Recent scholarship has overthrown the dominant image of Gnosticism, which Karen King has shown to derive from a carrying over of anti-heresy polemics into the modern scholarly literature. No single document in the extant texts evinces all the qualities traditionally associated with the patristic/modern concept of Gnosticism, and many appear to be very difficult to understand in terms of the traditional concept at all. This raises the question of where the early Church Fathers came up with their vision of Gnosticism in the first place. I’ve suggested previously that “Gnosticism” looks suspiciously like an exaggerated version of certain questionable themes in “mainstream” Christian thought itself — the devil who corrupted the world is promoted into the evil demiurge who created the world, for instance.
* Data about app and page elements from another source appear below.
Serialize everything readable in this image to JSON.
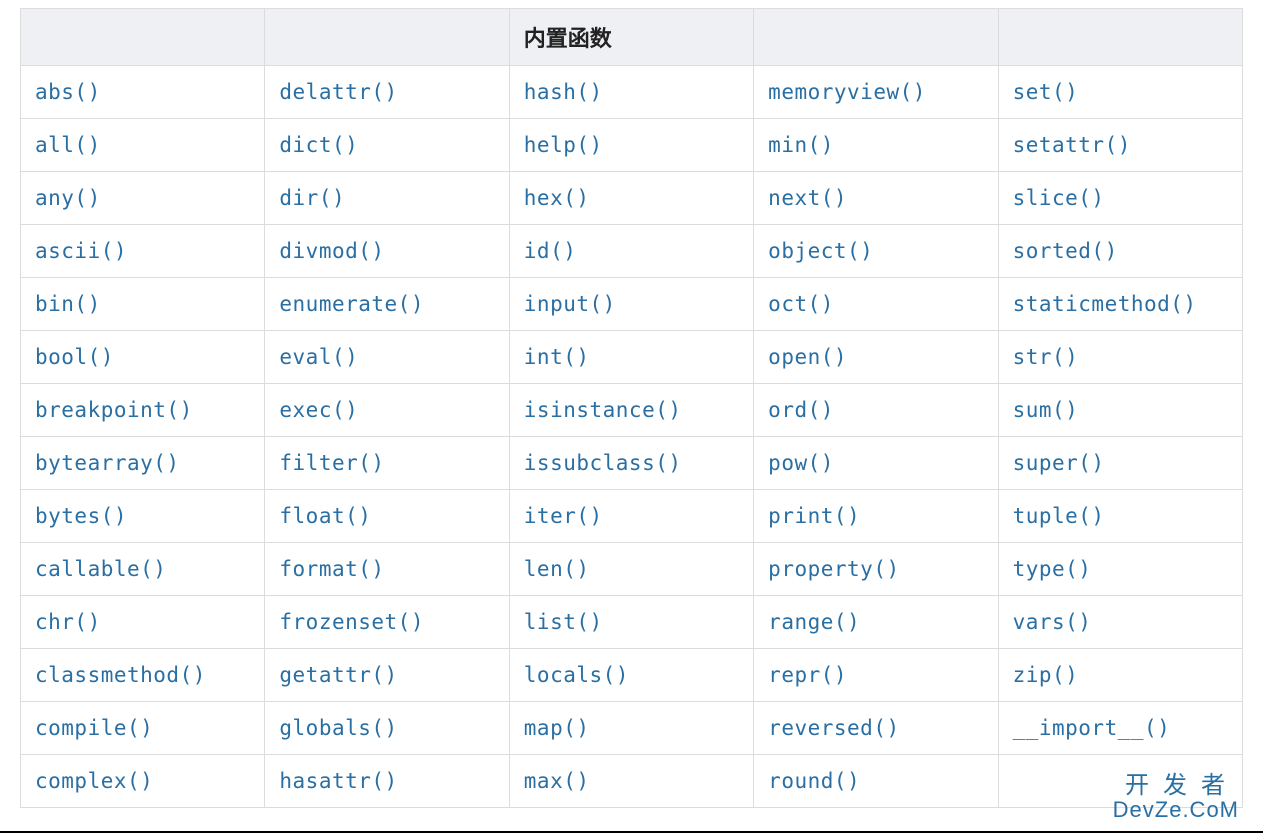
{
  "table": {
    "header": [
      "",
      "",
      "内置函数",
      "",
      ""
    ],
    "rows": [
      [
        "abs()",
        "delattr()",
        "hash()",
        "memoryview()",
        "set()"
      ],
      [
        "all()",
        "dict()",
        "help()",
        "min()",
        "setattr()"
      ],
      [
        "any()",
        "dir()",
        "hex()",
        "next()",
        "slice()"
      ],
      [
        "ascii()",
        "divmod()",
        "id()",
        "object()",
        "sorted()"
      ],
      [
        "bin()",
        "enumerate()",
        "input()",
        "oct()",
        "staticmethod()"
      ],
      [
        "bool()",
        "eval()",
        "int()",
        "open()",
        "str()"
      ],
      [
        "breakpoint()",
        "exec()",
        "isinstance()",
        "ord()",
        "sum()"
      ],
      [
        "bytearray()",
        "filter()",
        "issubclass()",
        "pow()",
        "super()"
      ],
      [
        "bytes()",
        "float()",
        "iter()",
        "print()",
        "tuple()"
      ],
      [
        "callable()",
        "format()",
        "len()",
        "property()",
        "type()"
      ],
      [
        "chr()",
        "frozenset()",
        "list()",
        "range()",
        "vars()"
      ],
      [
        "classmethod()",
        "getattr()",
        "locals()",
        "repr()",
        "zip()"
      ],
      [
        "compile()",
        "globals()",
        "map()",
        "reversed()",
        "__import__()"
      ],
      [
        "complex()",
        "hasattr()",
        "max()",
        "round()",
        ""
      ]
    ]
  },
  "watermark": {
    "line1": "开发者",
    "line2": "DevZe.CoM"
  }
}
Yet it strikes me that, ironically, the actual-existing theologian who fits the traditional definition of “Gnosticism” most closely is someone who is regarded by many modern scholars as not being a true “Gnostic” — namely, Marcion, who starts from within the Jewish-Christian tradition and comes to conclusions that are suspiciously similar to “Gnosticism.” What if we switch things around, though? What if it is actually Marcion who provides the template for the patristic vision of “Gnosticism”? And what if the attempt to paint Marcion as just one “Gnostic” among others is actually motivated by the desire to make him a foreign intrusion into the faith rather than a natural, but extreme extrapolation from within it?
That is to say, what if all the so-called “Gnostic” thinkers were collateral damage in the fight against Marcion?